# Bifurcations in a harmonic oscillator equation

1. Dec 2, 2011

### smithnya

Hello everyone,

I've been trying to figure out how to determine bifurcation values in a harmonic oscillator when either the spring constant α or damping coefficient β act as undefined parameters. I understand bifurcations in first-order DEs, but I can't figure them out in a second-order equation such as a harmonic oscillator. Could anyone give me an explanation or tip on how to achieve this?

2. Dec 3, 2011

### HallsofIvy

The general second order, constant coefficients, homogeneous linear differential equation can be written
$$\frac{d^2y}{dx^2}+ B\frac{dy}{dx}+ Cy= 0$$

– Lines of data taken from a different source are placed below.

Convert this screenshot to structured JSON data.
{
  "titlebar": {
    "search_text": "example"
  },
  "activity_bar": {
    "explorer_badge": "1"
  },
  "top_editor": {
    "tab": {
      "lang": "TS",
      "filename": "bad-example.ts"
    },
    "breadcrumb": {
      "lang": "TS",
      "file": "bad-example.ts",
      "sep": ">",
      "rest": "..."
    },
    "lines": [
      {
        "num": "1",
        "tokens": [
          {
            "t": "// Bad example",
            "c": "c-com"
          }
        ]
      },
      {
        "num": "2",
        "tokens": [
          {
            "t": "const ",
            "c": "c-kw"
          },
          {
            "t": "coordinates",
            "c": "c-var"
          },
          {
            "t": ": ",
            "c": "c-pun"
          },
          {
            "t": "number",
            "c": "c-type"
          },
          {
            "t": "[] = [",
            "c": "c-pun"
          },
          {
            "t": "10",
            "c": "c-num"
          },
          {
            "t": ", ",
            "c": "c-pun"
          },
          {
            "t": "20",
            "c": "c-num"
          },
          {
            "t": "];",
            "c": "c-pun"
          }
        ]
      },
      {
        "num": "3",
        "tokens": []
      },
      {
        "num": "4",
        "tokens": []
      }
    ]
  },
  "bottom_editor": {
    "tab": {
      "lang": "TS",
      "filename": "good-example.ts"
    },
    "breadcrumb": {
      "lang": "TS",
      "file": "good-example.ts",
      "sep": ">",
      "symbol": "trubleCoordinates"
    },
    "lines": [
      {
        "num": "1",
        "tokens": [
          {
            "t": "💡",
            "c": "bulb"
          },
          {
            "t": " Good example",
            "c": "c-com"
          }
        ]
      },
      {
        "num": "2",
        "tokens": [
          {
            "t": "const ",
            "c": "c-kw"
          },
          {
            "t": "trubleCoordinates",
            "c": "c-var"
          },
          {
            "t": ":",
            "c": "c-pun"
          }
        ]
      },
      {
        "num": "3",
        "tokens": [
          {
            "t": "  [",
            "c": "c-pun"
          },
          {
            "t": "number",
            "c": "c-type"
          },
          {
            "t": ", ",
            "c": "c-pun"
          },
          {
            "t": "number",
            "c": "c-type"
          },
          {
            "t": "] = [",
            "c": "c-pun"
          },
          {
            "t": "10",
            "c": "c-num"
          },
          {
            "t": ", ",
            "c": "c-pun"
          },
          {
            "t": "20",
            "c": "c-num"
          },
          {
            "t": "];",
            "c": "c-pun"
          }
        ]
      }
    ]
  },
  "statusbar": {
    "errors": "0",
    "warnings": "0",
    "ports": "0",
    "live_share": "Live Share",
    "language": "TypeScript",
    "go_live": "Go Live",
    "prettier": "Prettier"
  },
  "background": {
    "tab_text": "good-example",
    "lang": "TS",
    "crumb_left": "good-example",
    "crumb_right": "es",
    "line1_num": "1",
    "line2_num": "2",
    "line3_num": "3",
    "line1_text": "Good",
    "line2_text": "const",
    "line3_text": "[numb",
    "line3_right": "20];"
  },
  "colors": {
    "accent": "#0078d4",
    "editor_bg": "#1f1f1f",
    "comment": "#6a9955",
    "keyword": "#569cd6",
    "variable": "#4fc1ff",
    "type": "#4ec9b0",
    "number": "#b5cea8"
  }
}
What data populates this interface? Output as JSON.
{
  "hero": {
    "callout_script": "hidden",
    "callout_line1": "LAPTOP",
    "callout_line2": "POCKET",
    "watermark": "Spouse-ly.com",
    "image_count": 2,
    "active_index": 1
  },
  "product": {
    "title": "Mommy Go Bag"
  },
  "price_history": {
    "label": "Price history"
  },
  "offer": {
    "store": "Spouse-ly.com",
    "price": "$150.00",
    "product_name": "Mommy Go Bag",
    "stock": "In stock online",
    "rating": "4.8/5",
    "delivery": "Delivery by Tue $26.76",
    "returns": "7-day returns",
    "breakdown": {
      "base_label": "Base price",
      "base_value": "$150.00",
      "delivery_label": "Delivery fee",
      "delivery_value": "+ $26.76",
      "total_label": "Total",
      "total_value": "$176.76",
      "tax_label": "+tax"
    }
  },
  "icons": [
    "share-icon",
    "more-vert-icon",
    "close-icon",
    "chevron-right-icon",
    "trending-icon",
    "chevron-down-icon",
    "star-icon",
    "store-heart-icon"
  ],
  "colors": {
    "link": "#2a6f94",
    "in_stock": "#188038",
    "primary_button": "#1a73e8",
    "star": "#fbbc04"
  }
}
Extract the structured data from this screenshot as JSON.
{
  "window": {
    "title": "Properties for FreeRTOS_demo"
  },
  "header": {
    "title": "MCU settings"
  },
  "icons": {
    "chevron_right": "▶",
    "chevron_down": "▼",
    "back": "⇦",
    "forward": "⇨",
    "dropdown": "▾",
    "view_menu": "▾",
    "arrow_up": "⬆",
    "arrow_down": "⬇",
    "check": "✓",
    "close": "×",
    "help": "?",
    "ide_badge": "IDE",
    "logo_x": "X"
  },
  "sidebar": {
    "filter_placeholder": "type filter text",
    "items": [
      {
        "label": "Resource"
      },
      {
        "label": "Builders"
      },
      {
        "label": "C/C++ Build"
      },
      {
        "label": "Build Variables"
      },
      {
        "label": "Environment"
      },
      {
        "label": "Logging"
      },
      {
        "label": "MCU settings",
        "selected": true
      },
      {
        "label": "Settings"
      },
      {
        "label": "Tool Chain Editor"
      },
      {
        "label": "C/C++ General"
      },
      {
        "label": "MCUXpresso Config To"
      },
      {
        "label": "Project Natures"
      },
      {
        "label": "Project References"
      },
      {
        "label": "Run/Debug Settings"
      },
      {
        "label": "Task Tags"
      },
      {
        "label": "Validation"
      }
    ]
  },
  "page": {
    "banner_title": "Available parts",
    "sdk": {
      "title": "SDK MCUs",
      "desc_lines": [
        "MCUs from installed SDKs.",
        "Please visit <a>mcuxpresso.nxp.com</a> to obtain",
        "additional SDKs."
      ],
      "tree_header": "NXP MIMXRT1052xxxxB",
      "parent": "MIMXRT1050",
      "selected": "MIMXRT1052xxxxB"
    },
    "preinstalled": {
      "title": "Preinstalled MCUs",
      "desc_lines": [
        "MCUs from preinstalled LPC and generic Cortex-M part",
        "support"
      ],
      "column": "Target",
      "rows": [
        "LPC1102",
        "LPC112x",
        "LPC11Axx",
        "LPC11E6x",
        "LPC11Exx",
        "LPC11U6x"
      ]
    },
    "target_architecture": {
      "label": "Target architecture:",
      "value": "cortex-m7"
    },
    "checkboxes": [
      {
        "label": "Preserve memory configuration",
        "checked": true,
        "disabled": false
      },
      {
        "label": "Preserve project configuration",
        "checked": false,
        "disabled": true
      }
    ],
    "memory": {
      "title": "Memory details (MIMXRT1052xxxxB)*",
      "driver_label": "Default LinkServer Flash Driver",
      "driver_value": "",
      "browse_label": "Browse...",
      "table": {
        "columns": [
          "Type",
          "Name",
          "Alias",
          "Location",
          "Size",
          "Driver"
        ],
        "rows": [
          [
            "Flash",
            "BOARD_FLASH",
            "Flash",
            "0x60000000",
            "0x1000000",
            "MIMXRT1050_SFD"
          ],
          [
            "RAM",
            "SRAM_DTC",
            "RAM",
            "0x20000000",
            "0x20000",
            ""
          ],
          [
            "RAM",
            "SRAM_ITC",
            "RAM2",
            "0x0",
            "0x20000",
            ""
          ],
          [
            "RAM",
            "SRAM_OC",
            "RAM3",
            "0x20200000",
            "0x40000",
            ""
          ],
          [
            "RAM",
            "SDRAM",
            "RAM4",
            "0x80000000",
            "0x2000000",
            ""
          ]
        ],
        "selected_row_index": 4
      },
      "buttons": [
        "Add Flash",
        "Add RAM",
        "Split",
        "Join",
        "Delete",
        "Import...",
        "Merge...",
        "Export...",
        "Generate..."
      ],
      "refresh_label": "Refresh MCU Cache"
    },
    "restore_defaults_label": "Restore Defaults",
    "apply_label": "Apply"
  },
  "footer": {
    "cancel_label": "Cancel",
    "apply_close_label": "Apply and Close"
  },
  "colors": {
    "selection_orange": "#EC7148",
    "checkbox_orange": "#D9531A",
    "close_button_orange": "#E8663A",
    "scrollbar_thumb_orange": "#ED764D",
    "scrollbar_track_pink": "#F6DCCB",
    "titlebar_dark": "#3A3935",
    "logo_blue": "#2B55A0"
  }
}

Yes, this can be interpreted as the motion of a spring where 'B' gives the damping and 'C' the spring force. The characteristic equation for this would be $r^2+ Br+ C= 0$ which can be solve by the quadratic equation:
$$r= \frac{-B\pm\sqrt{B^2- 4C}}{2}[/quote] That equation has either (a) two real roots, (b) a single real root, (c) two complex roots (which gives oscilatory motion) depending upon the discriminant, [itex]\sqrt{B^2- 4C}$$. The solution "bifurcates" when that is 0.

3. Dec 3, 2011

### smithnya

Thanks so much. So what happens when you end up with complex roots or with two distinct roots?